**TASK GOAL**
What you return should be each line of the data containing the string "time".

*** INPUT MATERIAL ***

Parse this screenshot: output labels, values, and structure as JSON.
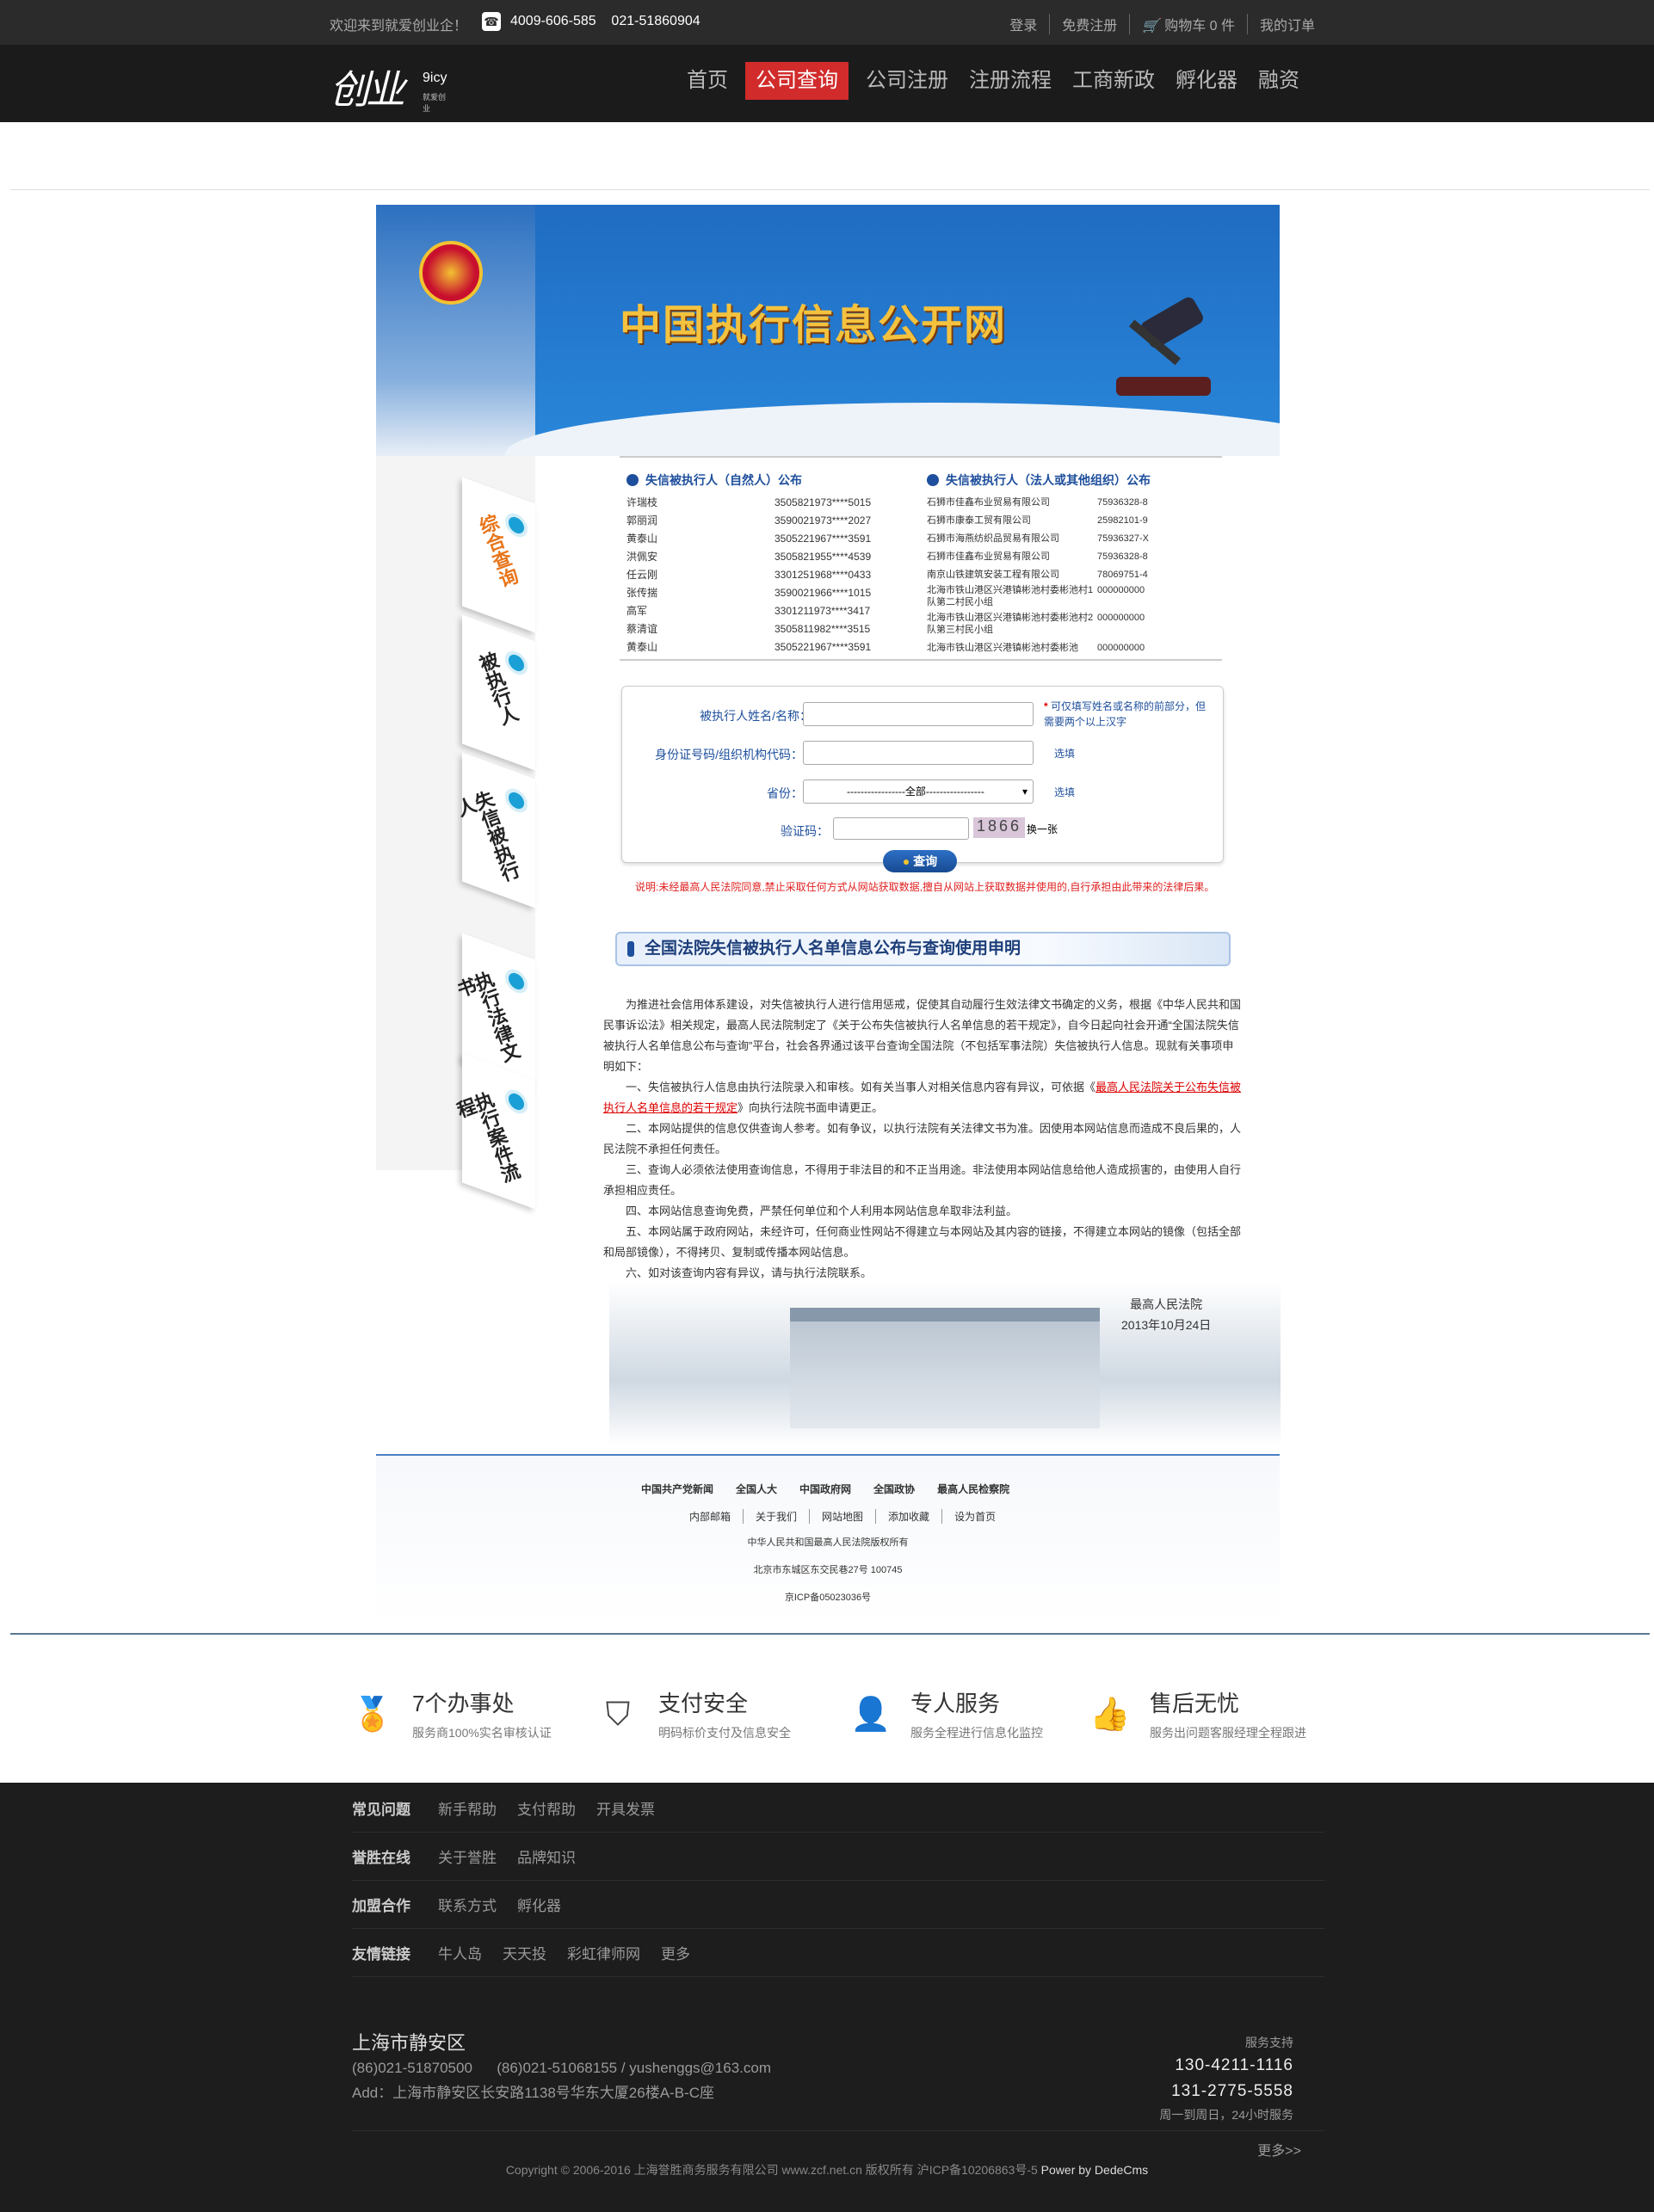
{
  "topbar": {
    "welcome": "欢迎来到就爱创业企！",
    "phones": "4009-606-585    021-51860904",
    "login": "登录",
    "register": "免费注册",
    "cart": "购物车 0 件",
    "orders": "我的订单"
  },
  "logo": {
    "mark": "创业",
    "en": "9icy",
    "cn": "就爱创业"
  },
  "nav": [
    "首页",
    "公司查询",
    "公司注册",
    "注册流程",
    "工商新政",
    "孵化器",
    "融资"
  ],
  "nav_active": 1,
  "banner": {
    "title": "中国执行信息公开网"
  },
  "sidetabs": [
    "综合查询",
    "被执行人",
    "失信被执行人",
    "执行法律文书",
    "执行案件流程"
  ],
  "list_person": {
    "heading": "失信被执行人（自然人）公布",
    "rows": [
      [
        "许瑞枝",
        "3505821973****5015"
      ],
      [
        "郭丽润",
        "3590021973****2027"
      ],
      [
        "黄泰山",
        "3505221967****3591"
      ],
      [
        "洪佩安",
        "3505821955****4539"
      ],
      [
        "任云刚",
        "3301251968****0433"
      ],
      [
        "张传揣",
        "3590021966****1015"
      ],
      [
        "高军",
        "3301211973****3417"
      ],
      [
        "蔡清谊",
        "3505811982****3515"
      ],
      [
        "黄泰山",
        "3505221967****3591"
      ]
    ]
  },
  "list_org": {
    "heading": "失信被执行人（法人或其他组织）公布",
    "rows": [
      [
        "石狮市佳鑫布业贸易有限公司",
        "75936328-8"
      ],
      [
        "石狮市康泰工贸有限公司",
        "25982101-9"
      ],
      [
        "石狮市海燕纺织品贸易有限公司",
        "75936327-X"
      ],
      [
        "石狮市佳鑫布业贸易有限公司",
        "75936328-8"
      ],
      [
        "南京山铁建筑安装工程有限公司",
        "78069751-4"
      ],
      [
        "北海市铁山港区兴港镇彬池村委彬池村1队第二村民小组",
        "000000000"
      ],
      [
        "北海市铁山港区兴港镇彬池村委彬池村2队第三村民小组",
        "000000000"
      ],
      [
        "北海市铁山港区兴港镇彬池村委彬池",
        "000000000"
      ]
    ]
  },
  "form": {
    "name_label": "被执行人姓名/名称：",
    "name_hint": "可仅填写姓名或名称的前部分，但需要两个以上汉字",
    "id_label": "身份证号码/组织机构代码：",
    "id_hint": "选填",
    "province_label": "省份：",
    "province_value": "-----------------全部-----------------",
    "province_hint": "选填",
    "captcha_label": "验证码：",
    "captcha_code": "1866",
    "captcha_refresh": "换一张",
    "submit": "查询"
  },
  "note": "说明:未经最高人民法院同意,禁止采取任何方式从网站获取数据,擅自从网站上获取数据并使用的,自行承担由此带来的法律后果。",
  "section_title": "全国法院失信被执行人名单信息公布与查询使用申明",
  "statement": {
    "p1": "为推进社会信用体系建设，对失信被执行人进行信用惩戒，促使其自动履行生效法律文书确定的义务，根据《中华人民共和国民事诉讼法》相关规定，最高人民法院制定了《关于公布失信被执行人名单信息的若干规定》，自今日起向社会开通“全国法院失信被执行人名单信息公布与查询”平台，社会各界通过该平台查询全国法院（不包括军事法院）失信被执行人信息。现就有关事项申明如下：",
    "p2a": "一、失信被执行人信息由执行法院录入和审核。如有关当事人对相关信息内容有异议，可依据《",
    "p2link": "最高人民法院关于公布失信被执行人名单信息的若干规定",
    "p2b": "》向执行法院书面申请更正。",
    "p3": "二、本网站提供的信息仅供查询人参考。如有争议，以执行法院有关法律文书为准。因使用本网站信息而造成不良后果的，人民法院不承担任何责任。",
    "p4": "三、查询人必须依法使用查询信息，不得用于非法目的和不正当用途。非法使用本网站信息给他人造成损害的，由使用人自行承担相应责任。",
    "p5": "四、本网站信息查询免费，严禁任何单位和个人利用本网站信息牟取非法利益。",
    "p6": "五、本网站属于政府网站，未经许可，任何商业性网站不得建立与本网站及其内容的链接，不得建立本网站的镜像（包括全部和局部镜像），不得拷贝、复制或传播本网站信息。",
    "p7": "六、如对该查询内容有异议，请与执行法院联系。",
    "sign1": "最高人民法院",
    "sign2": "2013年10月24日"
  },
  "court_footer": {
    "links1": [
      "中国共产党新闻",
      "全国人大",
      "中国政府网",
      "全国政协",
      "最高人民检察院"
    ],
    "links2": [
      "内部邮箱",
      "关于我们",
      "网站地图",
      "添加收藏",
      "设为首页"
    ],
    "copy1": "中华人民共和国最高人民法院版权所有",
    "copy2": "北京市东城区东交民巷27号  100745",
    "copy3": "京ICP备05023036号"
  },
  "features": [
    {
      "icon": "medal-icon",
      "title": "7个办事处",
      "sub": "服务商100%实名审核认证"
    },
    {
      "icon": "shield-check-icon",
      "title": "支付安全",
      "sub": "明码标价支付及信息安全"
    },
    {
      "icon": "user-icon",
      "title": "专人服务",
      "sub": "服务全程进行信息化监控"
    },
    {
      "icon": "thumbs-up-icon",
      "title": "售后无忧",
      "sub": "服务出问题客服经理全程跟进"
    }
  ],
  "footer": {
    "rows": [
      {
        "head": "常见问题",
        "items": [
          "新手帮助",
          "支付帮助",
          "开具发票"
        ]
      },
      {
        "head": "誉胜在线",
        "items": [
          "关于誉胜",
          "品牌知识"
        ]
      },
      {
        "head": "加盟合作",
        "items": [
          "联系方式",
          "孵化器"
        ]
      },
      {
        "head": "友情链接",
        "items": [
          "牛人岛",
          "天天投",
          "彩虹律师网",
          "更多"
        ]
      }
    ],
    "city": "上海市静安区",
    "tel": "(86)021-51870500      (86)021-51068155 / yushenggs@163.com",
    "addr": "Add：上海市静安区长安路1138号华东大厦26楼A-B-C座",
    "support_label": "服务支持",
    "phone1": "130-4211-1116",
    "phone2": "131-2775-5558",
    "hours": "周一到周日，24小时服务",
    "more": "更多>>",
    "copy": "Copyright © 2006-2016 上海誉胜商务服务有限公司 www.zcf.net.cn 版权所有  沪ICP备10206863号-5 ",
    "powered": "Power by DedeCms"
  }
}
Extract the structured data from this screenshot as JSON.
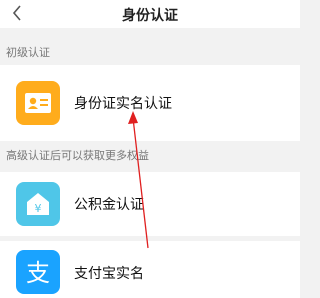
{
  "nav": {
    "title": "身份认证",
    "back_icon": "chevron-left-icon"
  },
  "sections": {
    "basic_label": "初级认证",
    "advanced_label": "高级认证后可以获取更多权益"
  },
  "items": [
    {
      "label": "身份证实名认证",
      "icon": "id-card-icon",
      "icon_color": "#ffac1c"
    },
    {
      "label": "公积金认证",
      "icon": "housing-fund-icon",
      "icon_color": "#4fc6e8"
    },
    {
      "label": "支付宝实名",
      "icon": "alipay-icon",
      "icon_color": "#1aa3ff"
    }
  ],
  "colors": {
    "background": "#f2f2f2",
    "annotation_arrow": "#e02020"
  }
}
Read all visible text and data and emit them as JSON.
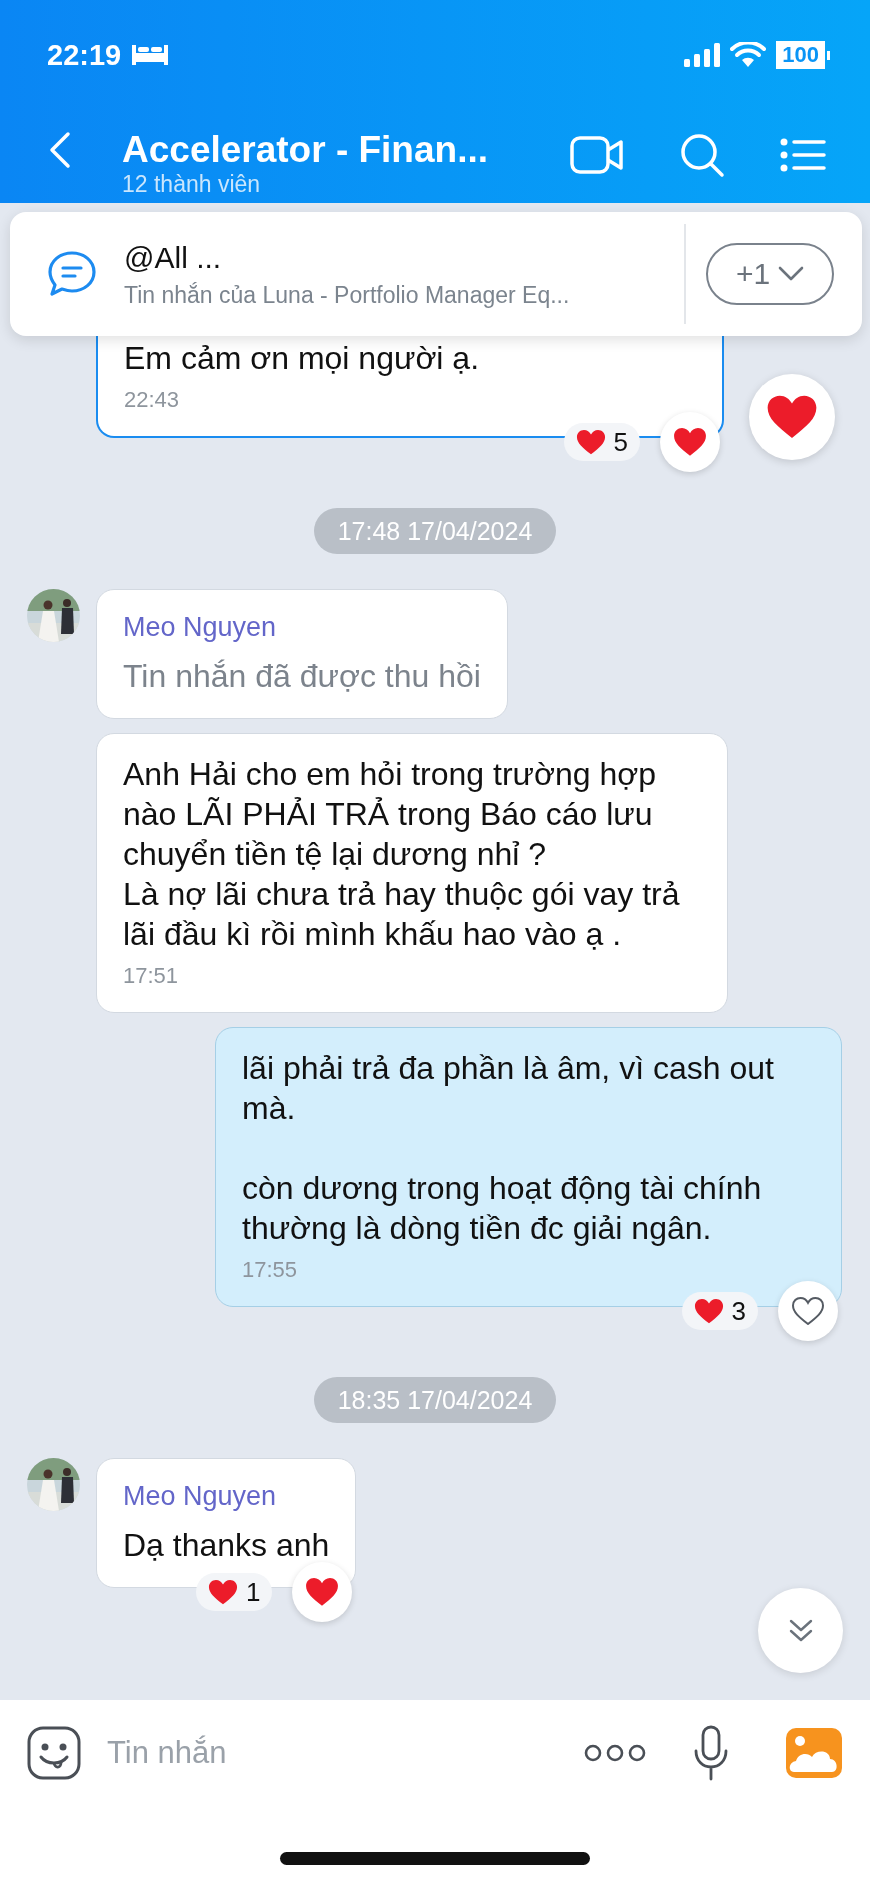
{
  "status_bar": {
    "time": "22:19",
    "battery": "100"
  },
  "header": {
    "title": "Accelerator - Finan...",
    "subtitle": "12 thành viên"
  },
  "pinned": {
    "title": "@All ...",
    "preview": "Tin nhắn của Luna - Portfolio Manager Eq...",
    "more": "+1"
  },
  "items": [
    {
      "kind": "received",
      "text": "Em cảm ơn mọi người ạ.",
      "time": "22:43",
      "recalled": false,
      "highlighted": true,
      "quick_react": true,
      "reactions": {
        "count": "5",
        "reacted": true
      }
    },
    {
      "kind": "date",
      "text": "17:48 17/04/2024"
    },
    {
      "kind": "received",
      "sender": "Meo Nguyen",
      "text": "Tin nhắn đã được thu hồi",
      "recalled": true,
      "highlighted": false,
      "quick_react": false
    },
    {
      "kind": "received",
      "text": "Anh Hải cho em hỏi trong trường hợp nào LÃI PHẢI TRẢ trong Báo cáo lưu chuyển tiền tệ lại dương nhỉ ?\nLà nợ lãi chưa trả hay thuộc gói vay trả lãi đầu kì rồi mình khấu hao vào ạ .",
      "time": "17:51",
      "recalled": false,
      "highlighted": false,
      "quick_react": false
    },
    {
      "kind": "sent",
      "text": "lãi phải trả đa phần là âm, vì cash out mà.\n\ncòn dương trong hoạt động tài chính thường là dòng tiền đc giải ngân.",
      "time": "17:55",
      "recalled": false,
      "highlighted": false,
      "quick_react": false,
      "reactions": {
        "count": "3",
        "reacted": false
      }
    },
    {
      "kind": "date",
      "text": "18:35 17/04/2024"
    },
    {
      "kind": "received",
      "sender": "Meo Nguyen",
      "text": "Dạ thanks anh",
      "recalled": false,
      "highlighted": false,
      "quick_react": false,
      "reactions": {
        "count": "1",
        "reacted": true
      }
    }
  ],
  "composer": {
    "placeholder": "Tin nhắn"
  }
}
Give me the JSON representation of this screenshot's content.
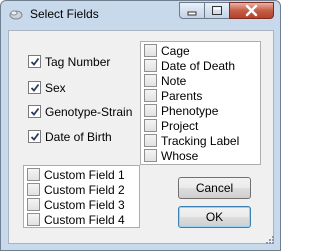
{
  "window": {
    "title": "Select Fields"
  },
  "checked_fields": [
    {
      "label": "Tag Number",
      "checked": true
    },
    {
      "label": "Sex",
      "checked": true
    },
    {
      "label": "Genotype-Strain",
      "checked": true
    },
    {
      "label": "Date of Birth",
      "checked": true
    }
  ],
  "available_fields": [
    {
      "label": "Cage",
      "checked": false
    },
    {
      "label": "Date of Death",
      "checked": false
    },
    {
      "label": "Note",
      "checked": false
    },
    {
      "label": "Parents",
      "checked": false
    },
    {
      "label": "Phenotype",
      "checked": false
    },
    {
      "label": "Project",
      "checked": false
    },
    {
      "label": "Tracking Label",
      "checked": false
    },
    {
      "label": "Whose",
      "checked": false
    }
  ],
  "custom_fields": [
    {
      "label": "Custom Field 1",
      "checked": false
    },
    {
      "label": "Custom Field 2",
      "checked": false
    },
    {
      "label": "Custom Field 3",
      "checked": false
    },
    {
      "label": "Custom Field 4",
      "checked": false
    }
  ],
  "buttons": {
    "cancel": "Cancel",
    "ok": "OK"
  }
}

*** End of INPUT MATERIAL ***

**REPLY TO THE EXERCISE**
    "time": "22:19",
      "time": "22:43",
      "time": "17:51",
      "time": "17:55",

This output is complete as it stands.